▼

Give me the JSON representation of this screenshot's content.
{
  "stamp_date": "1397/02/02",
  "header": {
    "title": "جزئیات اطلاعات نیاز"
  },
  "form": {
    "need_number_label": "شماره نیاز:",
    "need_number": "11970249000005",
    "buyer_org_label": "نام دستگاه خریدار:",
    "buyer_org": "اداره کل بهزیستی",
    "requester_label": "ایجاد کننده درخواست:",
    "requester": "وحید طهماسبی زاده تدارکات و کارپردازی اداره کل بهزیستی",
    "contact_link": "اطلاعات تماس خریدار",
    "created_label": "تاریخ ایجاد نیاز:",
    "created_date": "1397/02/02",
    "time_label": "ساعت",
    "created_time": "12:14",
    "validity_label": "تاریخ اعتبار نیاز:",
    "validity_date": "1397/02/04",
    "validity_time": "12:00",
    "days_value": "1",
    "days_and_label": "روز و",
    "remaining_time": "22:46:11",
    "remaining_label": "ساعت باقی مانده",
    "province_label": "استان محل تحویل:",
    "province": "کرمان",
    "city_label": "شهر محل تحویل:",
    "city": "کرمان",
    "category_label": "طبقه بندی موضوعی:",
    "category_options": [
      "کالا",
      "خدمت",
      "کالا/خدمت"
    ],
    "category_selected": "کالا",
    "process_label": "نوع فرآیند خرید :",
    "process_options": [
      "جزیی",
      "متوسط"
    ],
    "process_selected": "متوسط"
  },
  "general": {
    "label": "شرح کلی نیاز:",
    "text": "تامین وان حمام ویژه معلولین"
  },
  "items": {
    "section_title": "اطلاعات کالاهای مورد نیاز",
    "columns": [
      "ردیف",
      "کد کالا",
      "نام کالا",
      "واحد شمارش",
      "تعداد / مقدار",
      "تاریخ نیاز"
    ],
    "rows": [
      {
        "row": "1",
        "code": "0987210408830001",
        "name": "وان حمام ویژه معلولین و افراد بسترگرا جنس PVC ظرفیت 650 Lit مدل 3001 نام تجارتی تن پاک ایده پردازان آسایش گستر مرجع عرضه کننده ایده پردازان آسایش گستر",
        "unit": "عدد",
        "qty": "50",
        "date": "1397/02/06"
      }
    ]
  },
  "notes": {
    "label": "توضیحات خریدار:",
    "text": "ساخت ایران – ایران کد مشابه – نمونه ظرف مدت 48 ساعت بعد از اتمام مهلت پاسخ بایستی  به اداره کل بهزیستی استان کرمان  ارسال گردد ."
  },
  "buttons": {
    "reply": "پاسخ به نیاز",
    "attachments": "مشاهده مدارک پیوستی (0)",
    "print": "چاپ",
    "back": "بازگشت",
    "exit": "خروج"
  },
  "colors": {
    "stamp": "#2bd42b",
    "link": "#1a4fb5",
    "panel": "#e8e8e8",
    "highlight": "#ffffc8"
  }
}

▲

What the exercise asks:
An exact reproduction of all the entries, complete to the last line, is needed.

Output of the task:
Give me the JSON representation of this screenshot's content.
{
  "stamp_date": "1397/02/02",
  "header": {
    "title": "جزئیات اطلاعات نیاز"
  },
  "form": {
    "need_number_label": "شماره نیاز:",
    "need_number": "11970249000005",
    "buyer_org_label": "نام دستگاه خریدار:",
    "buyer_org": "اداره کل بهزیستی",
    "requester_label": "ایجاد کننده درخواست:",
    "requester": "وحید طهماسبی زاده تدارکات و کارپردازی اداره کل بهزیستی",
    "contact_link": "اطلاعات تماس خریدار",
    "created_label": "تاریخ ایجاد نیاز:",
    "created_date": "1397/02/02",
    "time_label": "ساعت",
    "created_time": "12:14",
    "validity_label": "تاریخ اعتبار نیاز:",
    "validity_date": "1397/02/04",
    "validity_time": "12:00",
    "days_value": "1",
    "days_and_label": "روز و",
    "remaining_time": "22:46:11",
    "remaining_label": "ساعت باقی مانده",
    "province_label": "استان محل تحویل:",
    "province": "کرمان",
    "city_label": "شهر محل تحویل:",
    "city": "کرمان",
    "category_label": "طبقه بندی موضوعی:",
    "category_options": [
      "کالا",
      "خدمت",
      "کالا/خدمت"
    ],
    "category_selected": "کالا",
    "process_label": "نوع فرآیند خرید :",
    "process_options": [
      "جزیی",
      "متوسط"
    ],
    "process_selected": "متوسط"
  },
  "general": {
    "label": "شرح کلی نیاز:",
    "text": "تامین وان حمام ویژه معلولین"
  },
  "items": {
    "section_title": "اطلاعات کالاهای مورد نیاز",
    "columns": [
      "ردیف",
      "کد کالا",
      "نام کالا",
      "واحد شمارش",
      "تعداد / مقدار",
      "تاریخ نیاز"
    ],
    "rows": [
      {
        "row": "1",
        "code": "0987210408830001",
        "name": "وان حمام ویژه معلولین و افراد بسترگرا جنس PVC ظرفیت 650 Lit مدل 3001 نام تجارتی تن پاک ایده پردازان آسایش گستر مرجع عرضه کننده ایده پردازان آسایش گستر",
        "unit": "عدد",
        "qty": "50",
        "date": "1397/02/06"
      }
    ]
  },
  "notes": {
    "label": "توضیحات خریدار:",
    "text": "ساخت ایران – ایران کد مشابه – نمونه ظرف مدت 48 ساعت بعد از اتمام مهلت پاسخ بایستی  به اداره کل بهزیستی استان کرمان  ارسال گردد ."
  },
  "buttons": {
    "reply": "پاسخ به نیاز",
    "attachments": "مشاهده مدارک پیوستی (0)",
    "print": "چاپ",
    "back": "بازگشت",
    "exit": "خروج"
  },
  "colors": {
    "stamp": "#2bd42b",
    "link": "#1a4fb5",
    "panel": "#e8e8e8",
    "highlight": "#ffffc8"
  }
}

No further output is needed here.